KALKASKA — Kalkaska County commissioners are expected to vote soon on two related questions regarding required point-of-sale inspections of septic systems and water wells.
First, commissioners are set to decide next week whether to opt out of the program adopted 11 years ago. Second, they are scheduled to weigh in on whether Manistee County can make changes to the same program.
At one point, Kalkaska County commissioners discussed the creation of an ad hoc advisory committee to explore any concerns with the regulation and then report back to the board, but never voted to establish one.
The board has wrestled with whether to drop the policy since last year. Large crowds have inundated the board during meetings when the program is discussed, with those in attendance largely in favor of the countywide policy.
They didn’t necessarily change commissioners’ opinions.
“I don’t see the value to the public,” said Kohn Fisher, board chairman.
“I want the townships to handle it. They know their communities,” said commissioner John West.
Advocates for the program argue it provides consumer protections, safe drinking water assurances and environmental conservation.
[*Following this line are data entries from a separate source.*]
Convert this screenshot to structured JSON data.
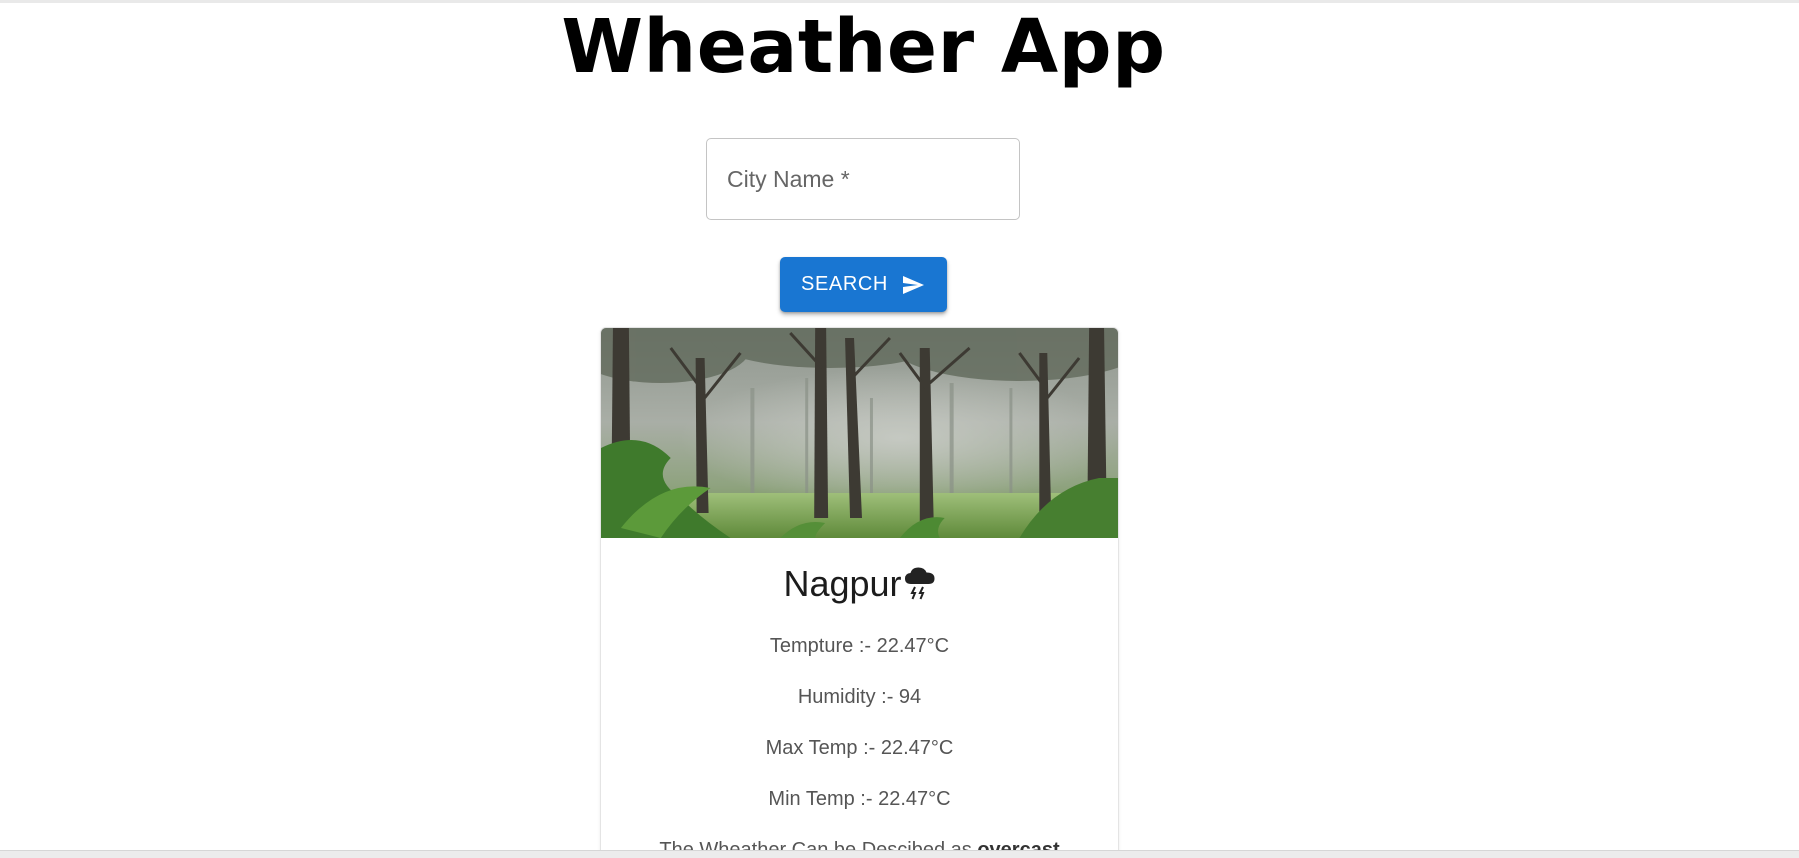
{
  "app": {
    "title": "Wheather App"
  },
  "search": {
    "placeholder": "City Name *",
    "value": "",
    "button_label": "SEARCH"
  },
  "card": {
    "city": "Nagpur",
    "weather_icon": "thunderstorm-cloud-icon",
    "temperature": "Tempture :- 22.47°C",
    "humidity": "Humidity :- 94",
    "max_temp": "Max Temp :- 22.47°C",
    "min_temp": "Min Temp :- 22.47°C",
    "description_prefix": "The Wheather Can be Descibed as ",
    "description_value": "overcast"
  },
  "colors": {
    "button": "#1976d2",
    "text_secondary": "#555555"
  }
}
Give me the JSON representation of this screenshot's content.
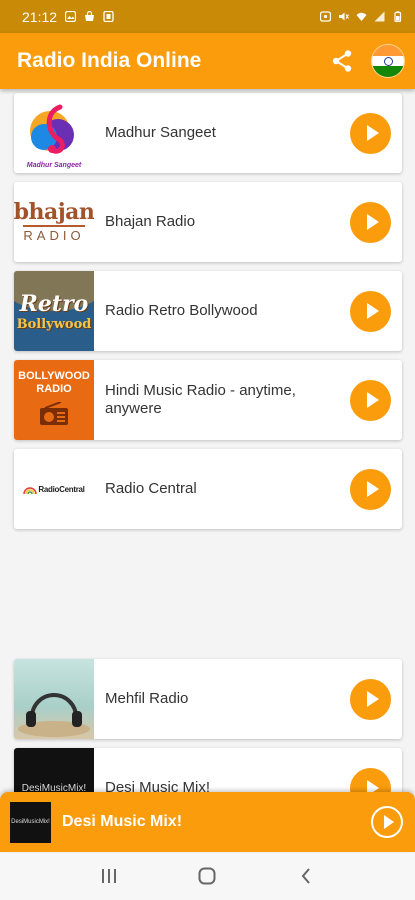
{
  "status_bar": {
    "time": "21:12"
  },
  "app_bar": {
    "title": "Radio India Online"
  },
  "stations": [
    {
      "name": "Madhur Sangeet",
      "logo_text": "Madhur Sangeet"
    },
    {
      "name": "Bhajan Radio",
      "logo_text": "bhajan",
      "logo_sub": "RADIO"
    },
    {
      "name": "Radio Retro Bollywood",
      "logo_text": "Retro",
      "logo_sub": "Bollywood"
    },
    {
      "name": "Hindi Music Radio - anytime, anywere",
      "logo_text": "BOLLYWOOD",
      "logo_sub": "RADIO"
    },
    {
      "name": "Radio Central",
      "logo_text": "RadioCentral"
    },
    {
      "name": "Mehfil Radio"
    },
    {
      "name": "Desi Music Mix!",
      "logo_text": "DesiMusicMix!"
    }
  ],
  "now_playing": {
    "title": "Desi Music Mix!",
    "logo_text": "DesiMusicMix!"
  },
  "colors": {
    "accent": "#fb9c0c",
    "status_bar": "#c98a07"
  }
}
Contrarily, those critical of the point-of-sale inspection regulation include real estate brokers and those seeking to sell their land, who contend the policy creates a backlog of land transactions awaiting inspection reports, plus doesn’t achieve its intended goal because of abundant exemptions.
Fisher said he recently spoke with Kalkaska County’s township supervisors and said some wished to continue the program while others didn’t.
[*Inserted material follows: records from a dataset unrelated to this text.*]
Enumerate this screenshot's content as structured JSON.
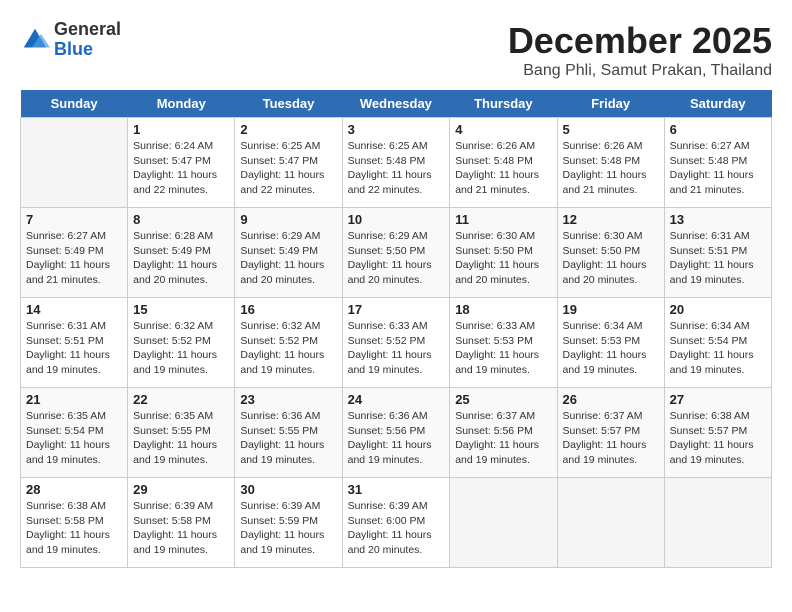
{
  "app": {
    "name_general": "General",
    "name_blue": "Blue"
  },
  "header": {
    "month_year": "December 2025",
    "location": "Bang Phli, Samut Prakan, Thailand"
  },
  "weekdays": [
    "Sunday",
    "Monday",
    "Tuesday",
    "Wednesday",
    "Thursday",
    "Friday",
    "Saturday"
  ],
  "weeks": [
    [
      {
        "day": "",
        "sunrise": "",
        "sunset": "",
        "daylight": ""
      },
      {
        "day": "1",
        "sunrise": "Sunrise: 6:24 AM",
        "sunset": "Sunset: 5:47 PM",
        "daylight": "Daylight: 11 hours and 22 minutes."
      },
      {
        "day": "2",
        "sunrise": "Sunrise: 6:25 AM",
        "sunset": "Sunset: 5:47 PM",
        "daylight": "Daylight: 11 hours and 22 minutes."
      },
      {
        "day": "3",
        "sunrise": "Sunrise: 6:25 AM",
        "sunset": "Sunset: 5:48 PM",
        "daylight": "Daylight: 11 hours and 22 minutes."
      },
      {
        "day": "4",
        "sunrise": "Sunrise: 6:26 AM",
        "sunset": "Sunset: 5:48 PM",
        "daylight": "Daylight: 11 hours and 21 minutes."
      },
      {
        "day": "5",
        "sunrise": "Sunrise: 6:26 AM",
        "sunset": "Sunset: 5:48 PM",
        "daylight": "Daylight: 11 hours and 21 minutes."
      },
      {
        "day": "6",
        "sunrise": "Sunrise: 6:27 AM",
        "sunset": "Sunset: 5:48 PM",
        "daylight": "Daylight: 11 hours and 21 minutes."
      }
    ],
    [
      {
        "day": "7",
        "sunrise": "Sunrise: 6:27 AM",
        "sunset": "Sunset: 5:49 PM",
        "daylight": "Daylight: 11 hours and 21 minutes."
      },
      {
        "day": "8",
        "sunrise": "Sunrise: 6:28 AM",
        "sunset": "Sunset: 5:49 PM",
        "daylight": "Daylight: 11 hours and 20 minutes."
      },
      {
        "day": "9",
        "sunrise": "Sunrise: 6:29 AM",
        "sunset": "Sunset: 5:49 PM",
        "daylight": "Daylight: 11 hours and 20 minutes."
      },
      {
        "day": "10",
        "sunrise": "Sunrise: 6:29 AM",
        "sunset": "Sunset: 5:50 PM",
        "daylight": "Daylight: 11 hours and 20 minutes."
      },
      {
        "day": "11",
        "sunrise": "Sunrise: 6:30 AM",
        "sunset": "Sunset: 5:50 PM",
        "daylight": "Daylight: 11 hours and 20 minutes."
      },
      {
        "day": "12",
        "sunrise": "Sunrise: 6:30 AM",
        "sunset": "Sunset: 5:50 PM",
        "daylight": "Daylight: 11 hours and 20 minutes."
      },
      {
        "day": "13",
        "sunrise": "Sunrise: 6:31 AM",
        "sunset": "Sunset: 5:51 PM",
        "daylight": "Daylight: 11 hours and 19 minutes."
      }
    ],
    [
      {
        "day": "14",
        "sunrise": "Sunrise: 6:31 AM",
        "sunset": "Sunset: 5:51 PM",
        "daylight": "Daylight: 11 hours and 19 minutes."
      },
      {
        "day": "15",
        "sunrise": "Sunrise: 6:32 AM",
        "sunset": "Sunset: 5:52 PM",
        "daylight": "Daylight: 11 hours and 19 minutes."
      },
      {
        "day": "16",
        "sunrise": "Sunrise: 6:32 AM",
        "sunset": "Sunset: 5:52 PM",
        "daylight": "Daylight: 11 hours and 19 minutes."
      },
      {
        "day": "17",
        "sunrise": "Sunrise: 6:33 AM",
        "sunset": "Sunset: 5:52 PM",
        "daylight": "Daylight: 11 hours and 19 minutes."
      },
      {
        "day": "18",
        "sunrise": "Sunrise: 6:33 AM",
        "sunset": "Sunset: 5:53 PM",
        "daylight": "Daylight: 11 hours and 19 minutes."
      },
      {
        "day": "19",
        "sunrise": "Sunrise: 6:34 AM",
        "sunset": "Sunset: 5:53 PM",
        "daylight": "Daylight: 11 hours and 19 minutes."
      },
      {
        "day": "20",
        "sunrise": "Sunrise: 6:34 AM",
        "sunset": "Sunset: 5:54 PM",
        "daylight": "Daylight: 11 hours and 19 minutes."
      }
    ],
    [
      {
        "day": "21",
        "sunrise": "Sunrise: 6:35 AM",
        "sunset": "Sunset: 5:54 PM",
        "daylight": "Daylight: 11 hours and 19 minutes."
      },
      {
        "day": "22",
        "sunrise": "Sunrise: 6:35 AM",
        "sunset": "Sunset: 5:55 PM",
        "daylight": "Daylight: 11 hours and 19 minutes."
      },
      {
        "day": "23",
        "sunrise": "Sunrise: 6:36 AM",
        "sunset": "Sunset: 5:55 PM",
        "daylight": "Daylight: 11 hours and 19 minutes."
      },
      {
        "day": "24",
        "sunrise": "Sunrise: 6:36 AM",
        "sunset": "Sunset: 5:56 PM",
        "daylight": "Daylight: 11 hours and 19 minutes."
      },
      {
        "day": "25",
        "sunrise": "Sunrise: 6:37 AM",
        "sunset": "Sunset: 5:56 PM",
        "daylight": "Daylight: 11 hours and 19 minutes."
      },
      {
        "day": "26",
        "sunrise": "Sunrise: 6:37 AM",
        "sunset": "Sunset: 5:57 PM",
        "daylight": "Daylight: 11 hours and 19 minutes."
      },
      {
        "day": "27",
        "sunrise": "Sunrise: 6:38 AM",
        "sunset": "Sunset: 5:57 PM",
        "daylight": "Daylight: 11 hours and 19 minutes."
      }
    ],
    [
      {
        "day": "28",
        "sunrise": "Sunrise: 6:38 AM",
        "sunset": "Sunset: 5:58 PM",
        "daylight": "Daylight: 11 hours and 19 minutes."
      },
      {
        "day": "29",
        "sunrise": "Sunrise: 6:39 AM",
        "sunset": "Sunset: 5:58 PM",
        "daylight": "Daylight: 11 hours and 19 minutes."
      },
      {
        "day": "30",
        "sunrise": "Sunrise: 6:39 AM",
        "sunset": "Sunset: 5:59 PM",
        "daylight": "Daylight: 11 hours and 19 minutes."
      },
      {
        "day": "31",
        "sunrise": "Sunrise: 6:39 AM",
        "sunset": "Sunset: 6:00 PM",
        "daylight": "Daylight: 11 hours and 20 minutes."
      },
      {
        "day": "",
        "sunrise": "",
        "sunset": "",
        "daylight": ""
      },
      {
        "day": "",
        "sunrise": "",
        "sunset": "",
        "daylight": ""
      },
      {
        "day": "",
        "sunrise": "",
        "sunset": "",
        "daylight": ""
      }
    ]
  ]
}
“It’s as split up and diversified as the people of Kalkaska County,” Fisher said.
Any changes Kalkaska County officials make to the policy must receive approval of the District No. 10 Health Board and each Board of Commissioners from the other 9 counties in the district — Crawford, Lake, Manistee, Mason, Mecosta, Missaukee, Newaygo, Oceana and Wexford. Manistee County is the only other to participate in the point-of-sale program, and changes made there must likewise also get approval from the health board and 9 other county boards.
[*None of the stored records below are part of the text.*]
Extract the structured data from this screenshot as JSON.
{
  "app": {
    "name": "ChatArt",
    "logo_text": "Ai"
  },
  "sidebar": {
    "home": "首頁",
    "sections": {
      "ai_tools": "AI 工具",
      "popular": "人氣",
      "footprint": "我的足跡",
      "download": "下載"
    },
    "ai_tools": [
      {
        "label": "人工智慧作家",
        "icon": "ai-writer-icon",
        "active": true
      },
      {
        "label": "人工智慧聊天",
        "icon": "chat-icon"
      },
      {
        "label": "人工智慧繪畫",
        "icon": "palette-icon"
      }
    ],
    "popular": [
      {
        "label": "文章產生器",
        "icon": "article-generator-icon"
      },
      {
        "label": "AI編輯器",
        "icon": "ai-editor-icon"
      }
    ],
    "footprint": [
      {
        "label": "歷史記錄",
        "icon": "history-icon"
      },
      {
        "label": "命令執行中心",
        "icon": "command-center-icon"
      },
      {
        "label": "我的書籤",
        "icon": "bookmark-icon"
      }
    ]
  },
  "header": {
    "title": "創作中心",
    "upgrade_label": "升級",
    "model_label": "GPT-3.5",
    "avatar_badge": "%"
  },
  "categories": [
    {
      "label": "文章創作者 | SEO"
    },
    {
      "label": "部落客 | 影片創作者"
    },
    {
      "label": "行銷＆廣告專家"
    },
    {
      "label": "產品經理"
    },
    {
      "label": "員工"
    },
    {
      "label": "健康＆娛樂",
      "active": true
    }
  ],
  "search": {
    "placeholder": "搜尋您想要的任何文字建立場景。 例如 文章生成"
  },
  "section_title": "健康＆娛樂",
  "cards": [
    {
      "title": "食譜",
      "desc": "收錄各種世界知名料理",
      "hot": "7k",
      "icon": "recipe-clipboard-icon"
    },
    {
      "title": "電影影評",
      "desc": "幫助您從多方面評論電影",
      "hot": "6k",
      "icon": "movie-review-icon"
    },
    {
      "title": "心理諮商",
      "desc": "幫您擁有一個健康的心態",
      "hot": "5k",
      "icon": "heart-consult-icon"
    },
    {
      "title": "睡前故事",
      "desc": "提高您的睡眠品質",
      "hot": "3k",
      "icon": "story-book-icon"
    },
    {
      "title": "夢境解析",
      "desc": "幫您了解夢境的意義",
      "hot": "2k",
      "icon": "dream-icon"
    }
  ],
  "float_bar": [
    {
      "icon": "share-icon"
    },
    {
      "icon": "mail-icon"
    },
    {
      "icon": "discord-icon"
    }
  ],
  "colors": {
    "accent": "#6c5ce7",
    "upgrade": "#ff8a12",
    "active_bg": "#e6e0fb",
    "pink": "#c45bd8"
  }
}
Manistee County officials last month voted to make changes to the program there, including the elimination of a few exemptions and the extension from 2 to 3 years the window within which a property sale can happen after an inspection without another being required.
Jeff Dontz, chairman of Manistee County’s board, said commissioners there have not taken action on Kalkaska County’s request to withdraw from the program. A motion was made to allow that during July’s meeting, he said, but died for lack of support.
That means a second Manistee County commissioner did not support Kalkaska County’s withdrawal request, even enough to bring the question to a full board vote.
Only if Kalkaska County commissioners vote to withdraw from the program will commissioners in Manistee County consider it again, Dontz said.
“At that point, we would owe it to Kalkaska County to decide one way or another,” he said.
There is no guarantee what decision Manistee County officials would make, nor would there be with commissioners in any of the other 8 counties in the district health department.
Seth Phillips, of the Manistee Lake Association nonprofit in Kalkaska County, said he’s disappointed county commissioners seem inclined to vote against the desires of hundreds who’ve attended meetings in recent months to speak in favor of the point-of-sale inspection program. He has advocated for the program to continue.
Kalkaska County commissioners will meet on Wednesday next week.
Should Kalkaska County commissioners vote to opt out, Phillips said he will travel to Manistee County to “bang the drum” and encourage commissioners there not to allow Kalkaska County to withdraw.
Meanwhile, Phillips said perhaps a statewide regulation will be considered by the Michigan Legislature this year in partnership with the administration of Gov. Gretchen Whitmer. It’s appeared on the legislative agenda.
“We’re the only state in the country that doesn’t have this and we’re a state more defined by water than perhaps anywhere else on the planet,” he said.
It’s about human health and environmental safeguards for everyone, Phillips said.
A statewide law would usurp any county policy, or lack thereof.